“People who have difficulty affording a LTC policy should consider home care and Medicaid,” Nordman said. “There’s no reason to spend years paying excessively high premiums only to reduce your quality of life and end up on Medicaid even more quickly.”
When it comes to the question of whether or not it’s worthwhile to buy a LTC policy, Nordman’s answer is a categorical no. Most policies these days allow for premiums to increase every year – and the difference sometimes be as much as 50-80 percent more.
For example, the federal government has its own LTC insurance plan for its employees, but in 2016 they announced that premiums would increase by an average of 83 percent.
“This has happened twice during the last decade to policy holders of the Federal Long Term Care Insurance Program,” he said.
Rising costs mean that premium prices could outstrip the benefits of insurance, in which case you’d be better off saving the money in a savings or retirement account.
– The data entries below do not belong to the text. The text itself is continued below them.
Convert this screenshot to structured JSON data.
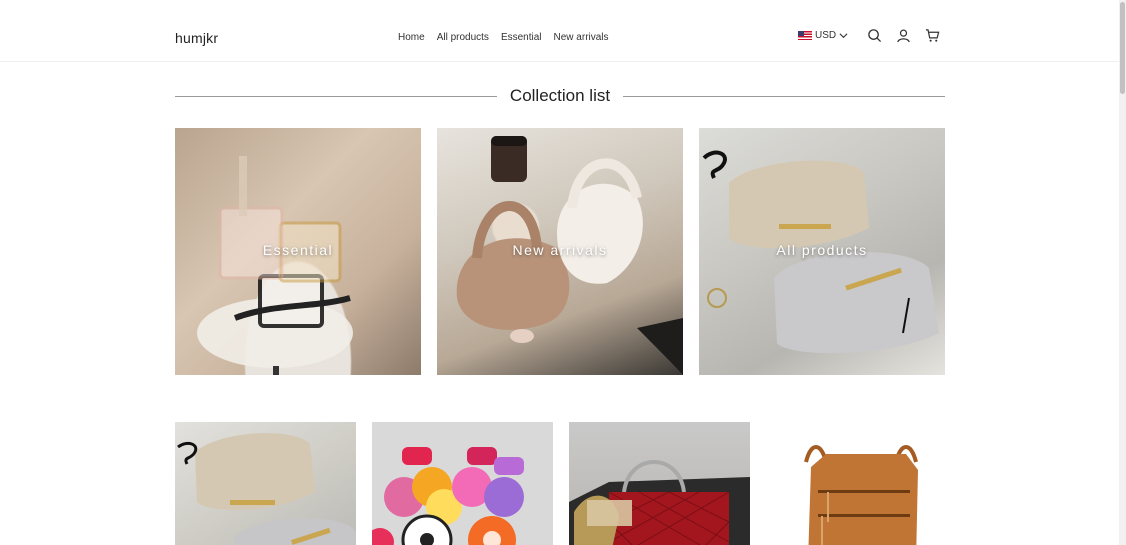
{
  "header": {
    "logo": "humjkr",
    "nav": [
      "Home",
      "All products",
      "Essential",
      "New arrivals"
    ],
    "currency": "USD"
  },
  "icons": {
    "flag": "us-flag-icon",
    "chevron": "chevron-down-icon",
    "search": "search-icon",
    "account": "user-icon",
    "cart": "cart-icon"
  },
  "section_title": "Collection list",
  "collections": [
    {
      "label": "Essential"
    },
    {
      "label": "New arrivals"
    },
    {
      "label": "All products"
    }
  ]
}
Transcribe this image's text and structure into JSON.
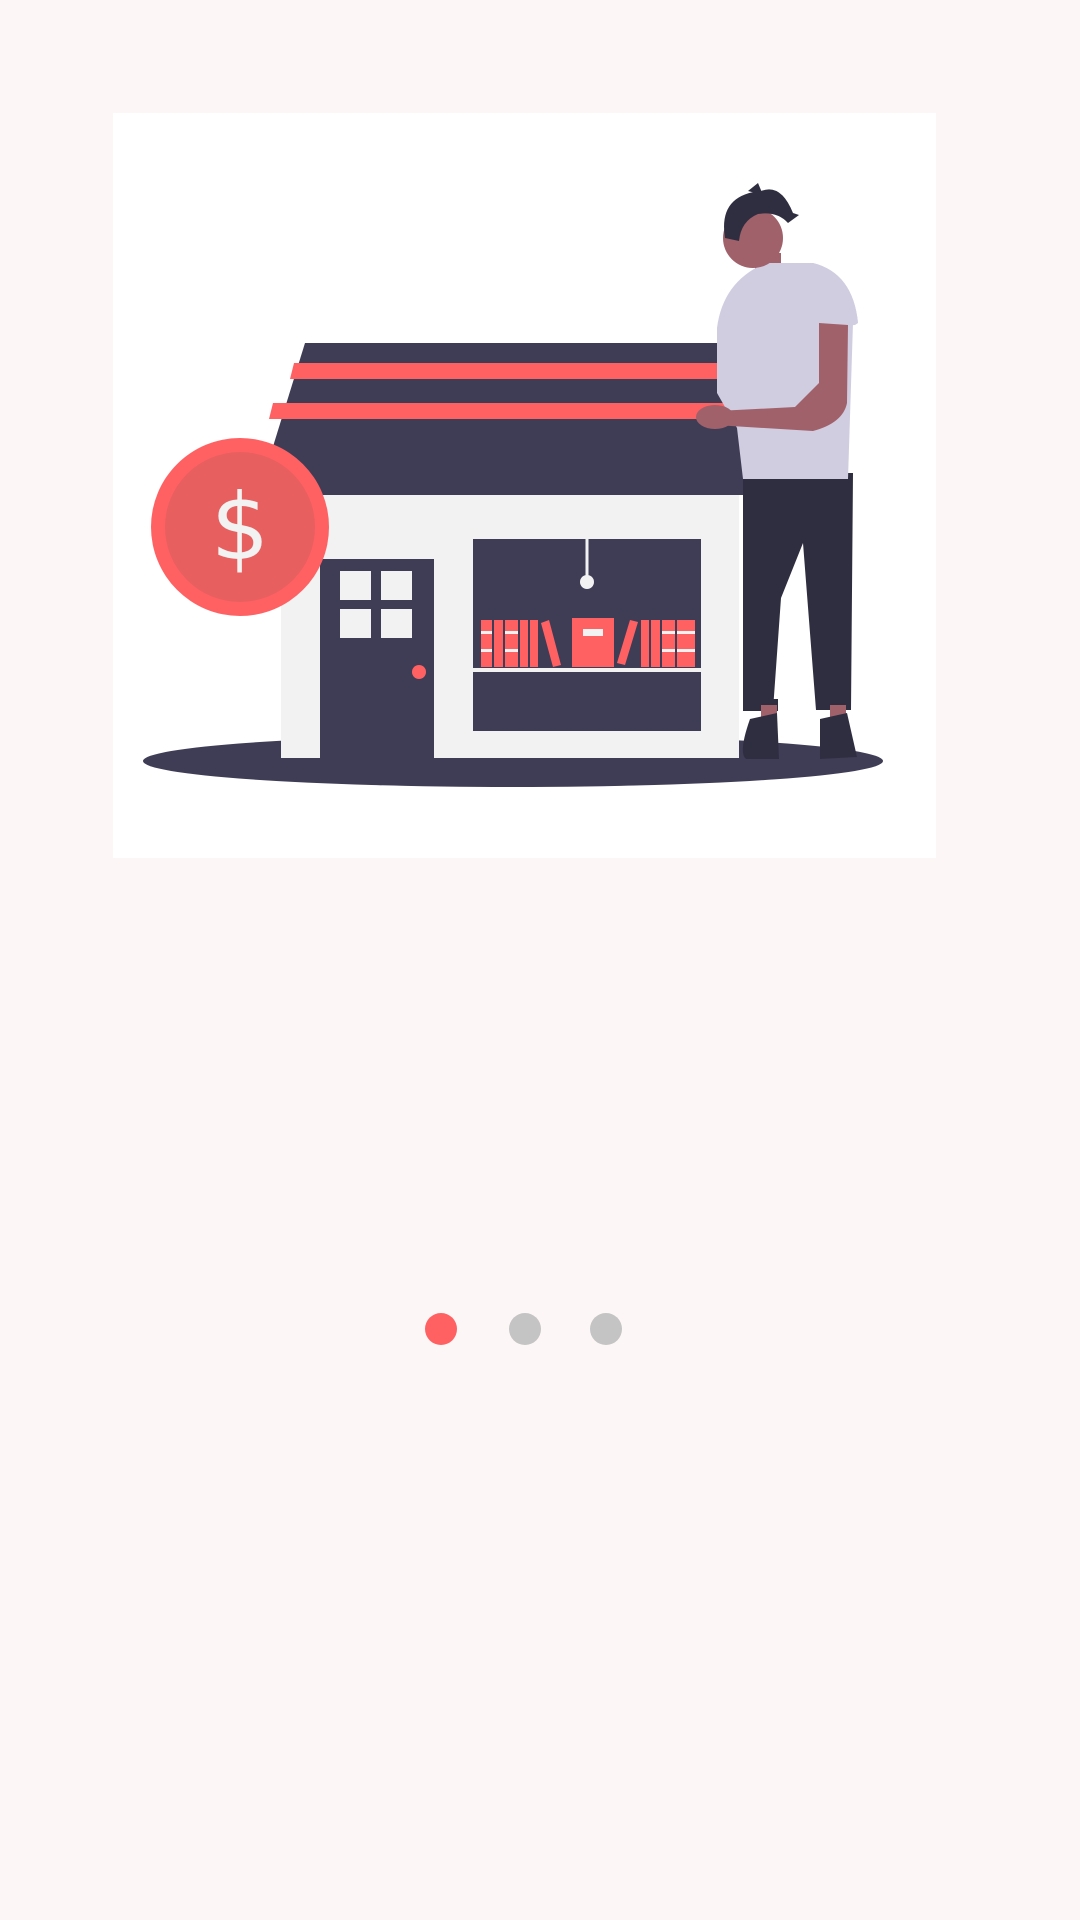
{
  "screen": {
    "background_color": "#fdf6f6",
    "illustration": {
      "name": "shop-owner-illustration",
      "coin_symbol": "$",
      "colors": {
        "accent": "#ff6163",
        "dark": "#3f3d56",
        "light": "#f2f2f2",
        "shirt": "#d0cde1",
        "skin": "#a0616a",
        "pants": "#2f2e41"
      }
    },
    "page_indicator": {
      "total_pages": 3,
      "active_page": 1,
      "active_color": "#ff6163",
      "inactive_color": "#c4c4c4"
    }
  }
}
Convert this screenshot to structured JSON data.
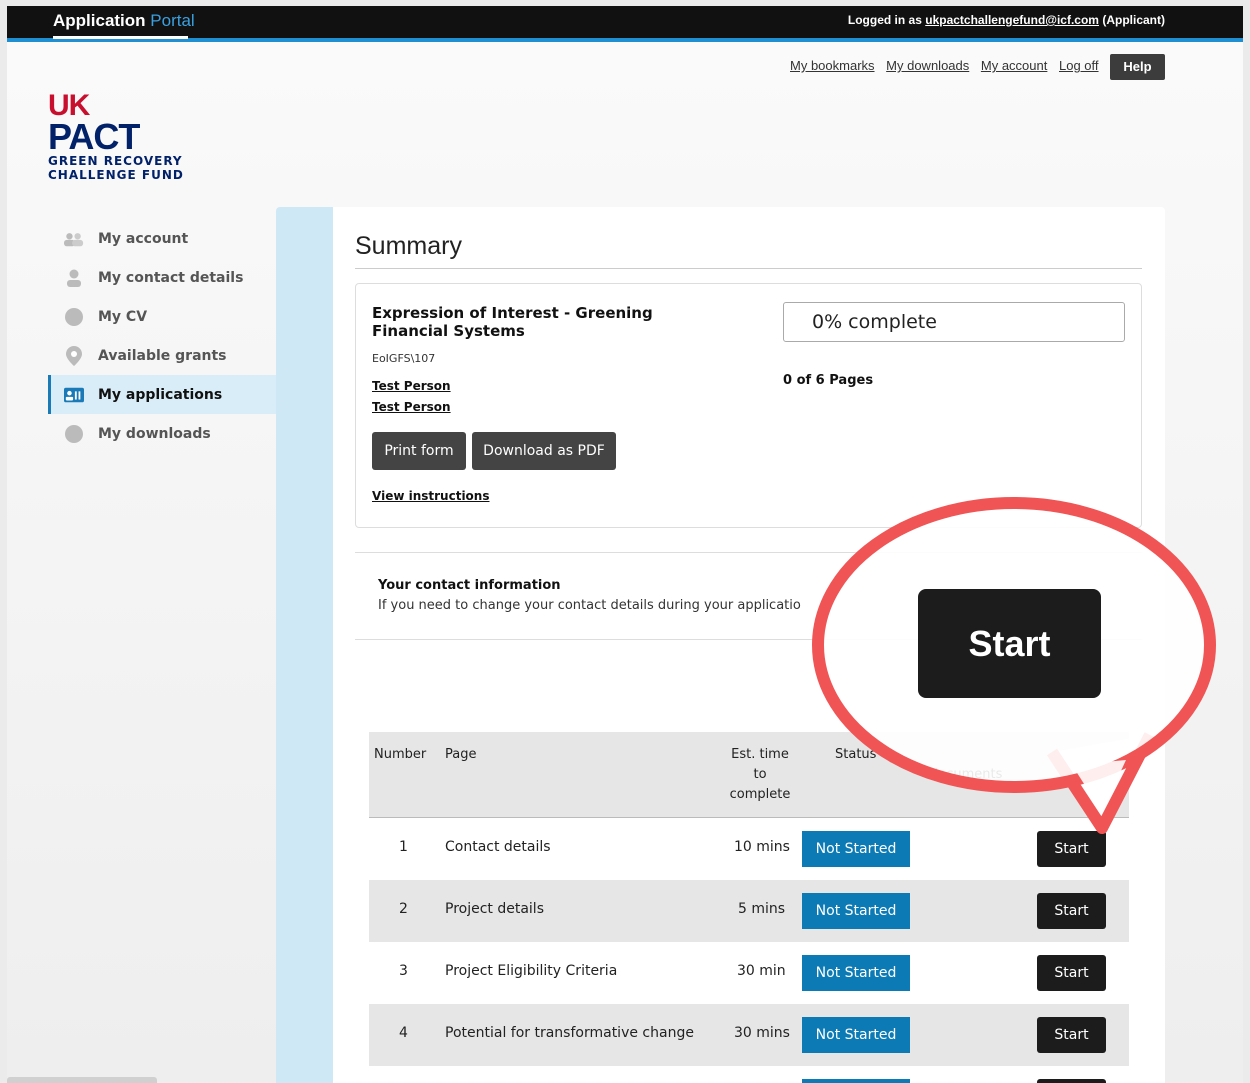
{
  "topbar": {
    "brand_main": "Application",
    "brand_sub": "Portal",
    "logged_in_prefix": "Logged in as",
    "email": "ukpactchallengefund@icf.com",
    "role": "(Applicant)"
  },
  "toplinks": {
    "bookmarks": "My bookmarks",
    "downloads": "My downloads",
    "account": "My account",
    "logoff": "Log off",
    "help": "Help"
  },
  "logo": {
    "uk": "UK",
    "pact": "PACT",
    "line1": "GREEN RECOVERY",
    "line2": "CHALLENGE FUND"
  },
  "sidebar": {
    "items": [
      {
        "label": "My account",
        "icon": "people-icon"
      },
      {
        "label": "My contact details",
        "icon": "person-icon"
      },
      {
        "label": "My CV",
        "icon": "circle-icon"
      },
      {
        "label": "Available grants",
        "icon": "map-pin-icon"
      },
      {
        "label": "My applications",
        "icon": "id-card-icon",
        "active": true
      },
      {
        "label": "My downloads",
        "icon": "circle-icon"
      }
    ]
  },
  "main": {
    "title": "Summary",
    "application": {
      "title": "Expression of Interest - Greening Financial Systems",
      "reference": "EoIGFS\\107",
      "persons": [
        "Test Person",
        "Test Person"
      ],
      "print_label": "Print form",
      "pdf_label": "Download as PDF",
      "instructions_label": "View instructions",
      "progress_text": "0% complete",
      "progress_value": 0,
      "pages_text": "0 of 6 Pages"
    },
    "contact": {
      "title": "Your contact information",
      "text": "If you need to change your contact details during your applicatio"
    },
    "table": {
      "headers": {
        "number": "Number",
        "page": "Page",
        "time_l1": "Est. time",
        "time_l2": "to",
        "time_l3": "complete",
        "status": "Status",
        "documents": "documents"
      },
      "rows": [
        {
          "number": "1",
          "page": "Contact details",
          "time": "10 mins",
          "status": "Not Started",
          "action": "Start"
        },
        {
          "number": "2",
          "page": "Project details",
          "time": "5 mins",
          "status": "Not Started",
          "action": "Start"
        },
        {
          "number": "3",
          "page": "Project Eligibility Criteria",
          "time": "30 min",
          "status": "Not Started",
          "action": "Start"
        },
        {
          "number": "4",
          "page": "Potential for transformative change",
          "time": "30 mins",
          "status": "Not Started",
          "action": "Start"
        }
      ]
    },
    "callout": {
      "label": "Start"
    }
  },
  "colors": {
    "status_blue": "#0c7bb5",
    "callout_red": "#f05454",
    "nav_active_bg": "#d9edf8",
    "side_strip": "#cfe8f6"
  }
}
Plus, if premiums increase, you have to decide if you want to keep the policy, downgrade to a smaller payout or cancel it altogether.
Where to buy it
If you want to purchase LTC coverage, you’ll want to find a company who can sell you coverage that makes sense. Nordman recommends hiring a fee-only financial planner and insurance broker to find the best LTC policy that fits your needs. An expert can help you decipher the insurance jargon so you’re getting exactly what you’re paying for.
“Good policies will have affordable premiums and minimal opportunities for premium hikes,” he said. “Your state’s insurance legislation will hopefully have strong enforcement.”
Nordman also says to make sure providers have an easy-to-use website and helpful customer service. While you’re incapacitated, a caregiver will have to file claims on your behalf, and it won’t make their life any easier if the insurance company is giving them the runaround.
If you think you want a policy, try to buy it sooner rather than later. The younger you are when you buy the policy, the cheaper it will be. In fact, many seniors 65 and older won’t even qualify due to age.
If you don’t want to pay for LTC insurance and are worried about contracting a disease that will require round-the-clock care, don’t fret—you have options. For example, put your assets in a trust. This won’t be counted against you when it comes to Medicaid.
However, the federal government has enacted strict rules to prevent people from harboring their dollars in a trust while they receive Medicaid, so consult a lawyer if you’re considering this option. In many cases, seniors have to transfer their assets into a trust five years before they wish to claim Medicaid.
Another way to avoid buying this kind of insurance is to self-insure or save enough money in the bank to pay for any long-term care needs. The U.S. Department of Health and Human Services recommends that the average 65 year-old invest $70,000 today in order to save the $138,000 they’ll need for LTC. You might recoil at the idea of setting so much aside for healthcare, but it’s better than relying on Medicaid to kick in later on.
Seniors should also remember that staying healthy with a balanced diet and regular exercise can minimize the threat of injury and disease. Good habits can’t prevent every kind of illness, but they can help stack the deck in your favor.
Long-term care insurance is great to have—if you can afford it. But premiums have raised a lot in the last few years and they don’t appear to be going down. There are other ways to save for your care in your old age. The important thing is to start saving now.